When making decisions regarding a parent’s rights regarding his or her child, Illinois courts are expected to keep the child’s best interest as the top priority. While the desires of the parent do matter, it is up to the court to determine if the parent’s wishes are based on what is best for the child. Such will be the case in a few short weeks when a Bloomington woman is scheduled to appear in McClean County court to request custody—or parental responsibilities as it is now known in Illinois law—of her infant daughter. The complicating factor, however, is that the woman is currently serving an eight-year prison sentence for child endangerment in connection with the beating death of her 3-year-old son in 2011.
Terminating Parental Rights
Earlier this month, state officials filed a request to terminate the parental rights of the woman and her husband regarding the little girl, who will soon be a year old. The woman and her husband contested the state’s motion and a trial date has been set for October. The state’s case is based on the mother’s behavior related to her deceased son, who died in 2013 following multiple beatings at the hands of the woman’s boyfriend at the time. The man—who is not her current husband—was convicted of the boy’s murder and is serving a life sentence.
The mother, however, pleaded guilty to child endangerment for failing to get her son medical attention and for leaving him with her abusive boyfriend. She was sentenced to eight years in prison, and her term began shortly after her infant daughter was born last year. The child has been in foster care ever since.
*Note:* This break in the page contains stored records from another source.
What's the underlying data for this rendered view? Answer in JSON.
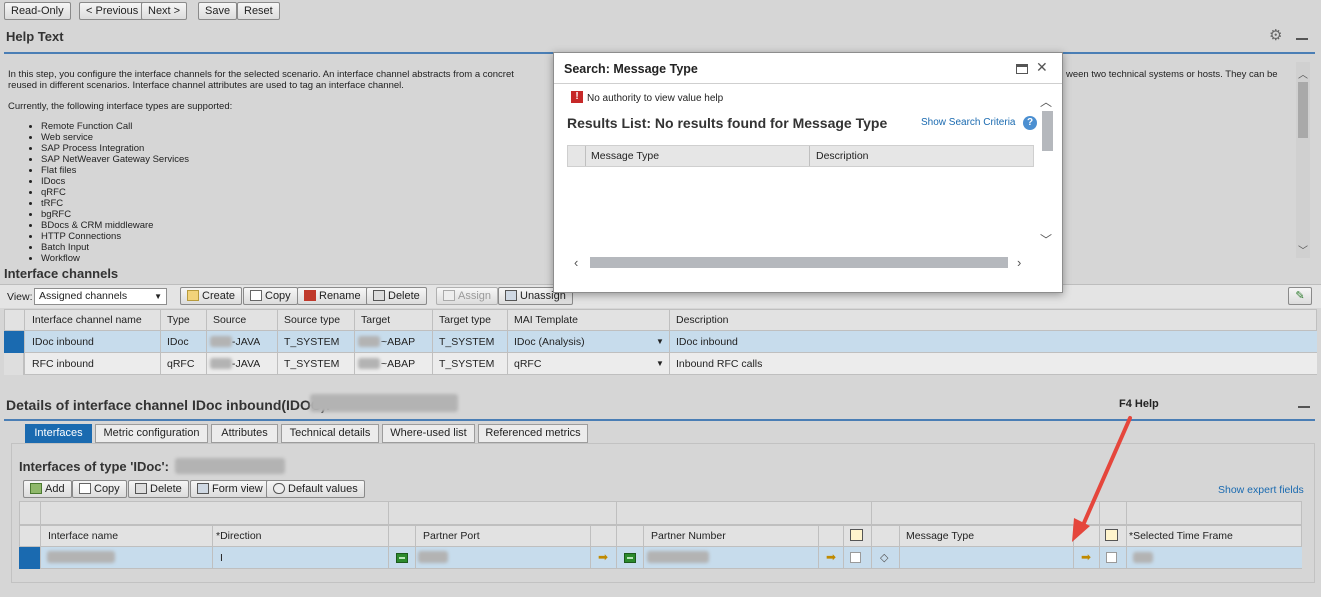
{
  "toolbar": {
    "readonly": "Read-Only",
    "previous": "< Previous",
    "next": "Next >",
    "save": "Save",
    "reset": "Reset"
  },
  "help": {
    "title": "Help Text",
    "para1_left": "In this step, you configure the interface channels for the selected scenario. An interface channel abstracts from a concret",
    "para1_right": "ween two technical systems or hosts. They can be",
    "para1_line2": "reused in different scenarios. Interface channel attributes are used to tag an interface channel.",
    "para2": "Currently, the following interface types are supported:",
    "types": [
      "Remote Function Call",
      "Web service",
      "SAP Process Integration",
      "SAP NetWeaver Gateway Services",
      "Flat files",
      "IDocs",
      "qRFC",
      "tRFC",
      "bgRFC",
      "BDocs & CRM middleware",
      "HTTP Connections",
      "Batch Input",
      "Workflow"
    ]
  },
  "channels": {
    "title": "Interface channels",
    "view_label": "View:",
    "view_value": "Assigned channels",
    "buttons": {
      "create": "Create",
      "copy": "Copy",
      "rename": "Rename",
      "delete": "Delete",
      "assign": "Assign",
      "unassign": "Unassign"
    },
    "columns": [
      "Interface channel name",
      "Type",
      "Source",
      "Source type",
      "Target",
      "Target type",
      "MAI Template",
      "Description"
    ],
    "rows": [
      {
        "name": "IDoc inbound",
        "type": "IDoc",
        "source": "-JAVA",
        "source_type": "T_SYSTEM",
        "target": "~ABAP",
        "target_type": "T_SYSTEM",
        "template": "IDoc (Analysis)",
        "description": "IDoc inbound"
      },
      {
        "name": "RFC inbound",
        "type": "qRFC",
        "source": "-JAVA",
        "source_type": "T_SYSTEM",
        "target": "~ABAP",
        "target_type": "T_SYSTEM",
        "template": "qRFC",
        "description": "Inbound RFC calls"
      }
    ]
  },
  "details": {
    "title": "Details of interface channel IDoc inbound(IDOC):",
    "annotation": "F4 Help",
    "tabs": [
      "Interfaces",
      "Metric configuration",
      "Attributes",
      "Technical details",
      "Where-used list",
      "Referenced metrics"
    ],
    "subtitle": "Interfaces of type 'IDoc':",
    "buttons": {
      "add": "Add",
      "copy": "Copy",
      "delete": "Delete",
      "form_view": "Form view",
      "default_values": "Default values"
    },
    "show_expert": "Show expert fields",
    "columns": {
      "interface_name": "Interface name",
      "direction": "*Direction",
      "partner_port": "Partner Port",
      "partner_number": "Partner Number",
      "message_type": "Message Type",
      "time_frame": "*Selected Time Frame"
    },
    "row": {
      "direction": "I"
    }
  },
  "dialog": {
    "title": "Search: Message Type",
    "error": "No authority to view value help",
    "results_title": "Results List: No results found for Message Type",
    "show_criteria": "Show Search Criteria",
    "columns": [
      "Message Type",
      "Description"
    ]
  },
  "colors": {
    "accent": "#1a6ab0",
    "rule": "#4a7eb5",
    "arrow": "#e5463c",
    "selection": "#c7dcec"
  }
}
The woman is projected to be eligible for parole in April 2020 with a release date in April 2021. While state officials are concerned that the woman and her husband have not complied with counseling requirements, it will be up to the judge to determine if their rights should be completely terminated.
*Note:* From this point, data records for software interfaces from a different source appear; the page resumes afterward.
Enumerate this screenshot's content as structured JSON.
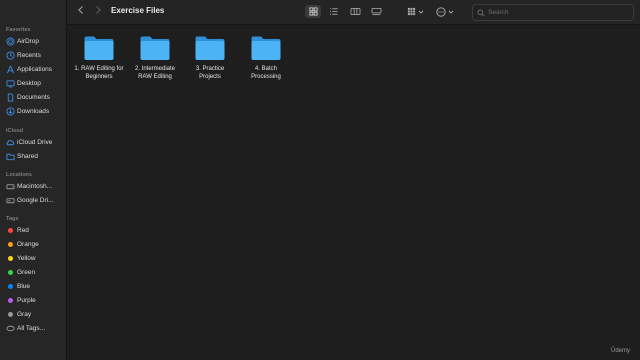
{
  "window": {
    "title": "Exercise Files"
  },
  "sidebar": {
    "sections": {
      "favorites": "Favorites",
      "icloud": "iCloud",
      "locations": "Locations",
      "tags": "Tags"
    },
    "favorites": [
      {
        "label": "AirDrop",
        "icon": "airdrop-icon"
      },
      {
        "label": "Recents",
        "icon": "clock-icon"
      },
      {
        "label": "Applications",
        "icon": "applications-icon"
      },
      {
        "label": "Desktop",
        "icon": "desktop-icon"
      },
      {
        "label": "Documents",
        "icon": "document-icon"
      },
      {
        "label": "Downloads",
        "icon": "downloads-icon"
      }
    ],
    "icloud": [
      {
        "label": "iCloud Drive",
        "icon": "cloud-icon"
      },
      {
        "label": "Shared",
        "icon": "shared-folder-icon"
      }
    ],
    "locations": [
      {
        "label": "Macintosh...",
        "icon": "disk-icon"
      },
      {
        "label": "Google Dri...",
        "icon": "drive-icon"
      }
    ],
    "tags": [
      {
        "label": "Red",
        "color": "#ff453a"
      },
      {
        "label": "Orange",
        "color": "#ff9f0a"
      },
      {
        "label": "Yellow",
        "color": "#ffd60a"
      },
      {
        "label": "Green",
        "color": "#32d74b"
      },
      {
        "label": "Blue",
        "color": "#0a84ff"
      },
      {
        "label": "Purple",
        "color": "#bf5af2"
      },
      {
        "label": "Gray",
        "color": "#98989d"
      },
      {
        "label": "All Tags...",
        "icon": "all-tags-icon"
      }
    ]
  },
  "toolbar": {
    "search_placeholder": "Search"
  },
  "files": [
    {
      "line1": "1. RAW Editing for",
      "line2": "Beginners"
    },
    {
      "line1": "2. Intermediate",
      "line2": "RAW Editing"
    },
    {
      "line1": "3. Practice",
      "line2": "Projects"
    },
    {
      "line1": "4. Batch",
      "line2": "Processing"
    }
  ],
  "colors": {
    "accent": "#0a84ff",
    "folder": "#3ea8f0"
  },
  "watermark": "Ūdemy"
}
Terminating a parent’s rights to his or her child is not a decision that is taken lightly by the court. Such action will only be taken if it is found to be absolutely necessary to protect the child’s health and well-being.
If you are a divorced, separated, or unmarried parent and you are worried that your child is in danger when he or she is with the other parent, contact a compassionate, experienced Kane County family law attorney. We can help you take steps to keep your child safe and to limit the other parent’s rights in accordance with the law. Call Bochte, Kuzniar & Navigato, P.C., at 630-377-7770 today for your free initial consultation.